Wherever "Settings" shows up in the records below, copy the whole line.

[Task material]

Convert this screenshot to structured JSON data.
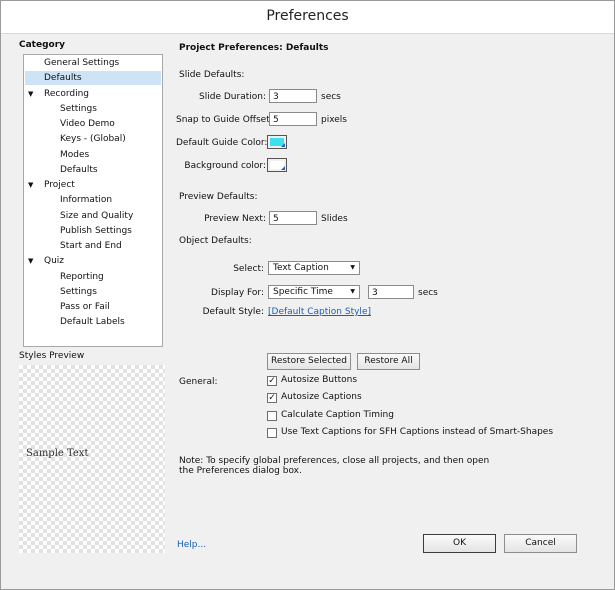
{
  "window": {
    "title": "Preferences"
  },
  "category_label": "Category",
  "tree": [
    {
      "label": "General Settings",
      "level": 1,
      "selected": false,
      "expander": ""
    },
    {
      "label": "Defaults",
      "level": 1,
      "selected": true,
      "expander": ""
    },
    {
      "label": "Recording",
      "level": 1,
      "selected": false,
      "expander": "▼"
    },
    {
      "label": "Settings",
      "level": 2,
      "selected": false,
      "expander": ""
    },
    {
      "label": "Video Demo",
      "level": 2,
      "selected": false,
      "expander": ""
    },
    {
      "label": "Keys - (Global)",
      "level": 2,
      "selected": false,
      "expander": ""
    },
    {
      "label": "Modes",
      "level": 2,
      "selected": false,
      "expander": ""
    },
    {
      "label": "Defaults",
      "level": 2,
      "selected": false,
      "expander": ""
    },
    {
      "label": "Project",
      "level": 1,
      "selected": false,
      "expander": "▼"
    },
    {
      "label": "Information",
      "level": 2,
      "selected": false,
      "expander": ""
    },
    {
      "label": "Size and Quality",
      "level": 2,
      "selected": false,
      "expander": ""
    },
    {
      "label": "Publish Settings",
      "level": 2,
      "selected": false,
      "expander": ""
    },
    {
      "label": "Start and End",
      "level": 2,
      "selected": false,
      "expander": ""
    },
    {
      "label": "Quiz",
      "level": 1,
      "selected": false,
      "expander": "▼"
    },
    {
      "label": "Reporting",
      "level": 2,
      "selected": false,
      "expander": ""
    },
    {
      "label": "Settings",
      "level": 2,
      "selected": false,
      "expander": ""
    },
    {
      "label": "Pass or Fail",
      "level": 2,
      "selected": false,
      "expander": ""
    },
    {
      "label": "Default Labels",
      "level": 2,
      "selected": false,
      "expander": ""
    }
  ],
  "styles_preview": {
    "label": "Styles Preview",
    "sample_text": "Sample Text"
  },
  "panel": {
    "heading": "Project Preferences: Defaults",
    "slide_defaults": {
      "label": "Slide Defaults:",
      "duration_label": "Slide Duration:",
      "duration_value": "3",
      "duration_unit": "secs",
      "snap_label": "Snap to Guide Offset:",
      "snap_value": "5",
      "snap_unit": "pixels",
      "guide_color_label": "Default Guide Color:",
      "guide_color": "#3ee0ee",
      "bg_color_label": "Background color:",
      "bg_color": "#ffffff"
    },
    "preview_defaults": {
      "label": "Preview Defaults:",
      "next_label": "Preview Next:",
      "next_value": "5",
      "next_unit": "Slides"
    },
    "object_defaults": {
      "label": "Object Defaults:",
      "select_label": "Select:",
      "select_value": "Text Caption",
      "display_label": "Display For:",
      "display_value": "Specific Time",
      "display_secs_value": "3",
      "display_secs_unit": "secs",
      "style_label": "Default Style:",
      "style_link": "[Default Caption Style]"
    },
    "restore_selected": "Restore Selected",
    "restore_all": "Restore All",
    "general": {
      "label": "General:",
      "options": [
        {
          "label": "Autosize Buttons",
          "checked": true
        },
        {
          "label": "Autosize Captions",
          "checked": true
        },
        {
          "label": "Calculate Caption Timing",
          "checked": false
        },
        {
          "label": "Use Text Captions for SFH Captions instead of Smart-Shapes",
          "checked": false
        }
      ]
    },
    "note_line1": "Note: To specify global preferences, close all projects, and then open",
    "note_line2": "the Preferences dialog box."
  },
  "footer": {
    "help": "Help...",
    "ok": "OK",
    "cancel": "Cancel"
  }
}
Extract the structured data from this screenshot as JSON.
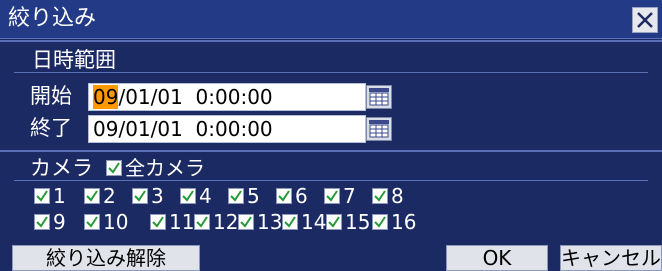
{
  "dialog": {
    "title": "絞り込み",
    "datetime_section": {
      "heading": "日時範囲",
      "start_label": "開始",
      "start_value_selected": "09",
      "start_value_rest": "/01/01  0:00:00",
      "end_label": "終了",
      "end_value": "09/01/01  0:00:00"
    },
    "camera_section": {
      "heading": "カメラ",
      "all_cameras_label": "全カメラ",
      "all_cameras_checked": true,
      "cameras": [
        {
          "label": "1",
          "checked": true
        },
        {
          "label": "2",
          "checked": true
        },
        {
          "label": "3",
          "checked": true
        },
        {
          "label": "4",
          "checked": true
        },
        {
          "label": "5",
          "checked": true
        },
        {
          "label": "6",
          "checked": true
        },
        {
          "label": "7",
          "checked": true
        },
        {
          "label": "8",
          "checked": true
        },
        {
          "label": "9",
          "checked": true
        },
        {
          "label": "10",
          "checked": true
        },
        {
          "label": "11",
          "checked": true
        },
        {
          "label": "12",
          "checked": true
        },
        {
          "label": "13",
          "checked": true
        },
        {
          "label": "14",
          "checked": true
        },
        {
          "label": "15",
          "checked": true
        },
        {
          "label": "16",
          "checked": true
        }
      ]
    },
    "buttons": {
      "clear_filter": "絞り込み解除",
      "ok": "OK",
      "cancel": "キャンセル"
    }
  },
  "colors": {
    "background": "#1c2a63",
    "titlebar": "#233a86",
    "selection_highlight": "#ff9900",
    "checkmark": "#2a9a3a"
  }
}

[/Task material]

> **Written answer**
      "label": "General Settings",
      "label": "Settings",
      "label": "Publish Settings",
      "label": "Settings",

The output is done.